Below are the records; locate each line with the word "icon" and copy it.

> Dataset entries
..............................

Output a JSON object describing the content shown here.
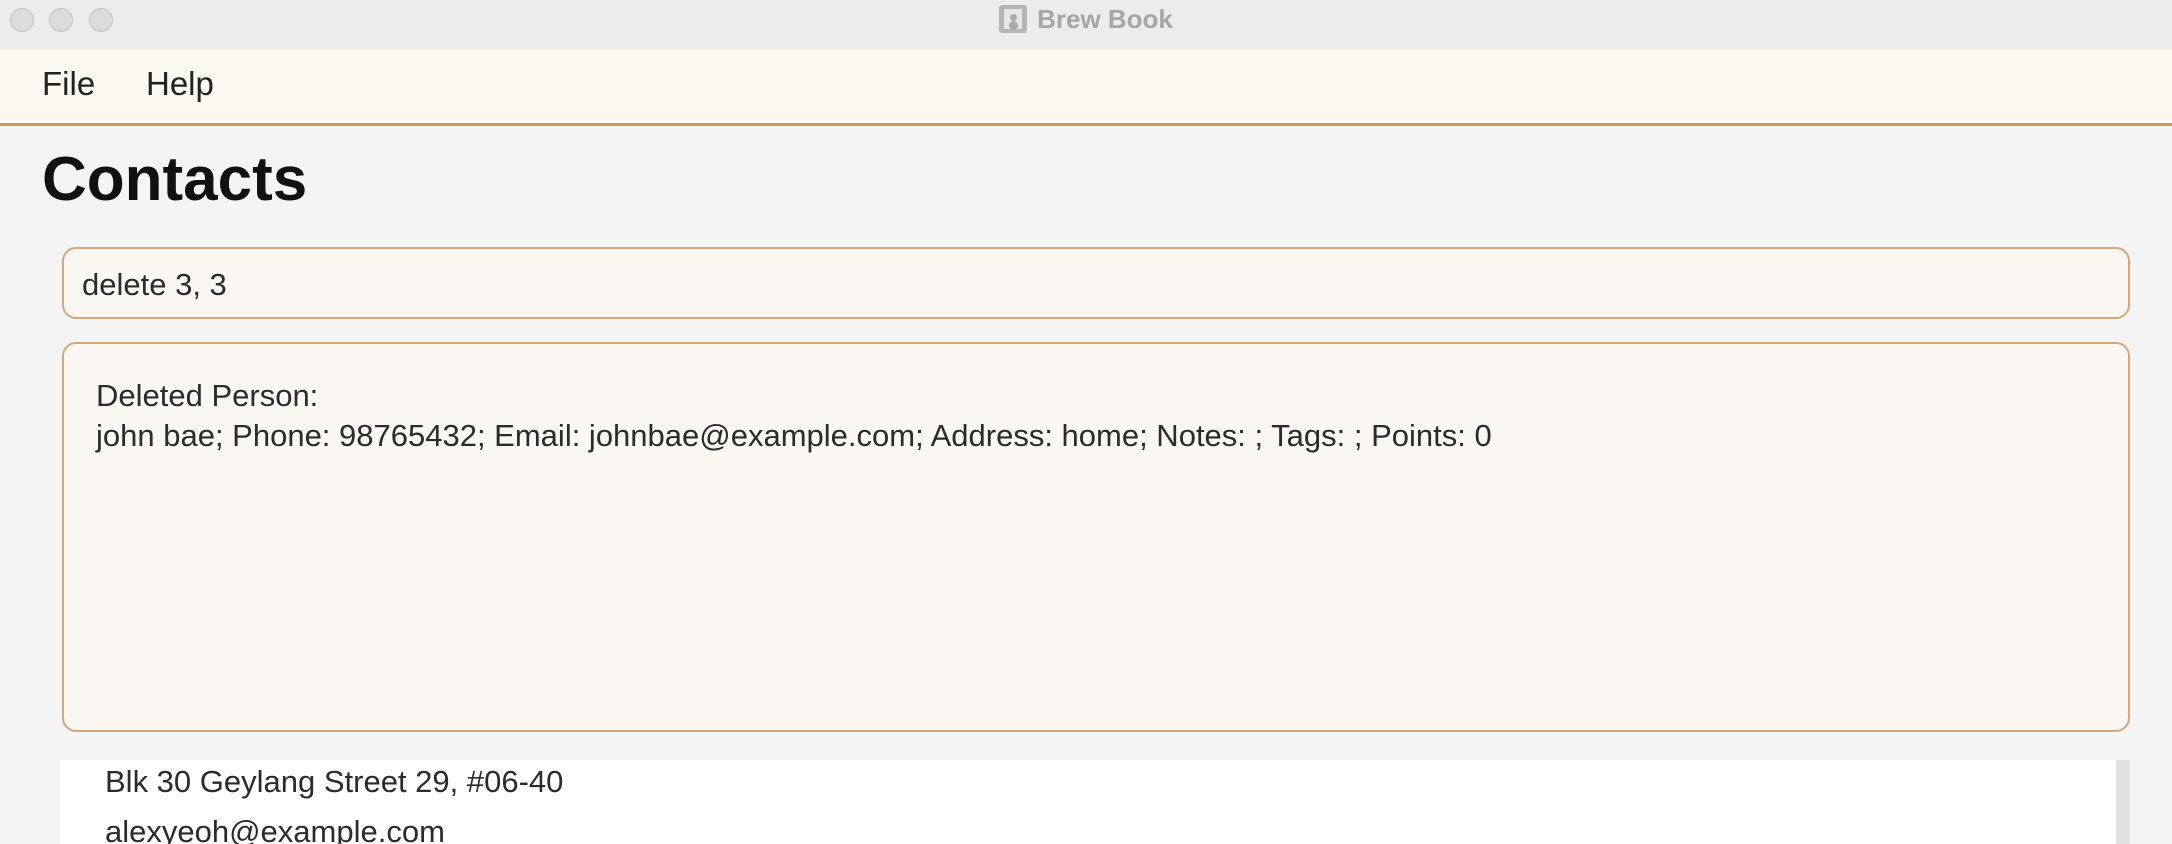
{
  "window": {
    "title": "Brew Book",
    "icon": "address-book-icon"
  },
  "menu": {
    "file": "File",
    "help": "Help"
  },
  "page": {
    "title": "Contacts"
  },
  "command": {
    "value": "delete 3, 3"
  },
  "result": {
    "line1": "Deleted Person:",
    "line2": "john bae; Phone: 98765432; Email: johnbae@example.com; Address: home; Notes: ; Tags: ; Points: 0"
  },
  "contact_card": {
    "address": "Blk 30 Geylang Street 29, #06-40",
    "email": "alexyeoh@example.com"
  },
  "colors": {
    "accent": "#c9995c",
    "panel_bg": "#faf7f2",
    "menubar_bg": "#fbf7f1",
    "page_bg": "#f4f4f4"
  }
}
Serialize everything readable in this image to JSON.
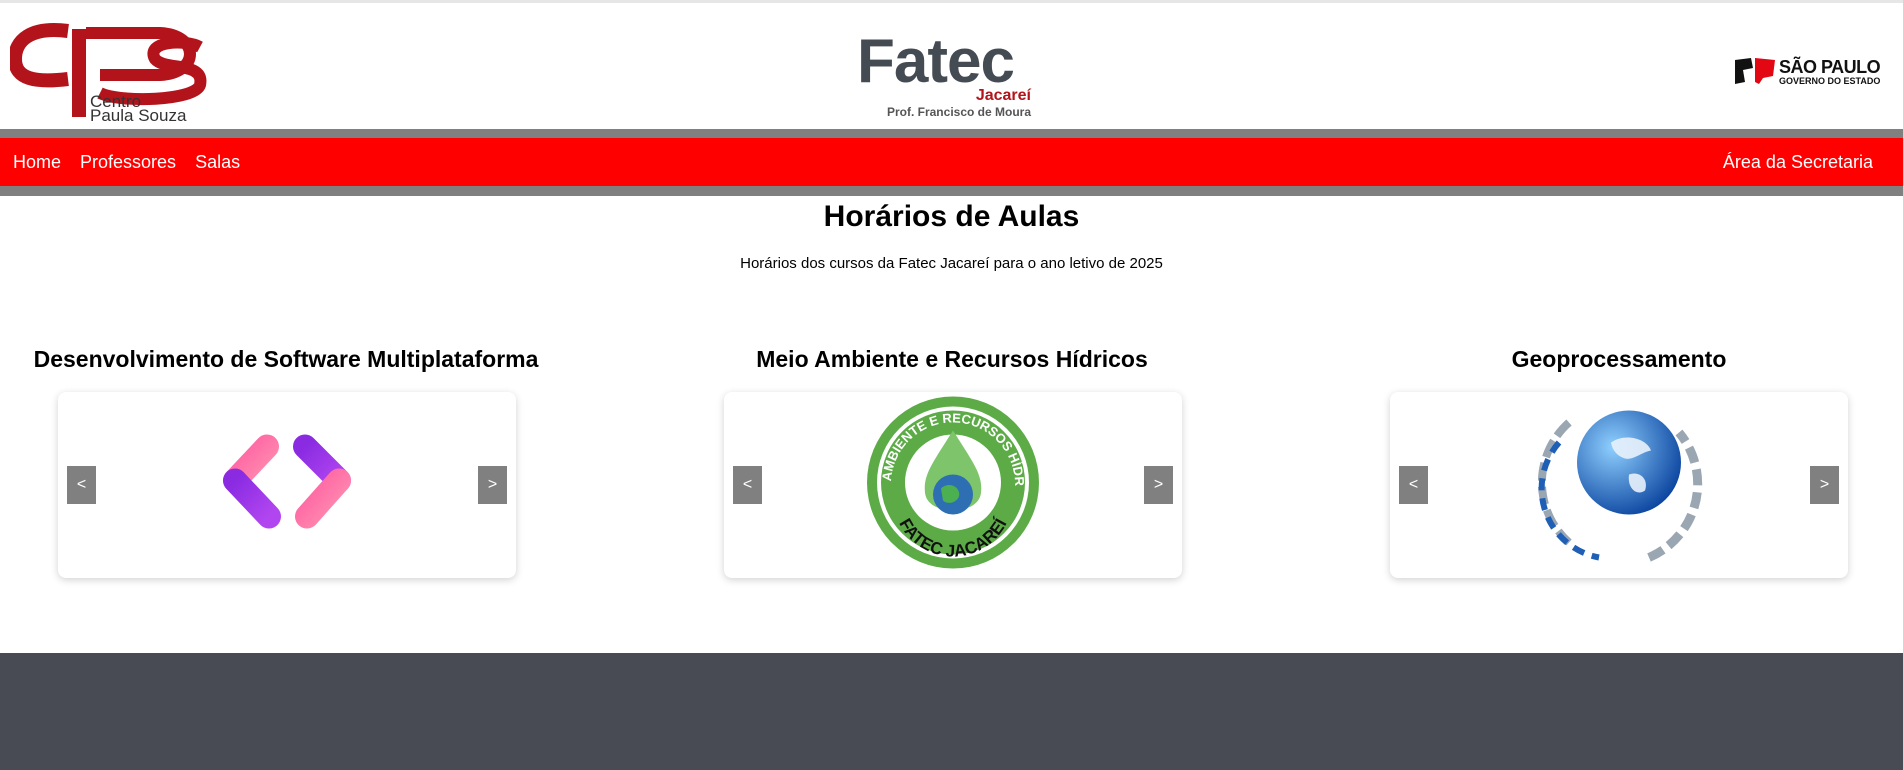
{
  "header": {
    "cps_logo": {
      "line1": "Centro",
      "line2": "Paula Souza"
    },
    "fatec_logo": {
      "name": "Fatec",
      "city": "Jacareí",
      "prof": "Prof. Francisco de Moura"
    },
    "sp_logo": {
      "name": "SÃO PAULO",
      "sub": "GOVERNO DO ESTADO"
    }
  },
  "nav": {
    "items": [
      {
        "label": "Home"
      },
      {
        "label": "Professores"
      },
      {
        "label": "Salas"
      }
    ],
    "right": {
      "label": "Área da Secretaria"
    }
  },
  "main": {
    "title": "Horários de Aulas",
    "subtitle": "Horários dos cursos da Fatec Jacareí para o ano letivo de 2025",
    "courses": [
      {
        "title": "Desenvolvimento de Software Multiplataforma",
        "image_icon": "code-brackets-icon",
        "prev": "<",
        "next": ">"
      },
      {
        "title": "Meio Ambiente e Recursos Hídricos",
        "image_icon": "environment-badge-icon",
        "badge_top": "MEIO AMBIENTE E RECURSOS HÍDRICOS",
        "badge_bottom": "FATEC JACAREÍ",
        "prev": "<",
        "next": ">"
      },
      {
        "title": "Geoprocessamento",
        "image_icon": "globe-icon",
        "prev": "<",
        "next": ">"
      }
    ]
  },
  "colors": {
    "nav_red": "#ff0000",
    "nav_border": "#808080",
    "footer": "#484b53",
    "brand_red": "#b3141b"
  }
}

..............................

> Exercise result
    "icon": "address-book-icon"
        "image_icon": "code-brackets-icon",
        "image_icon": "environment-badge-icon",
        "image_icon": "globe-icon",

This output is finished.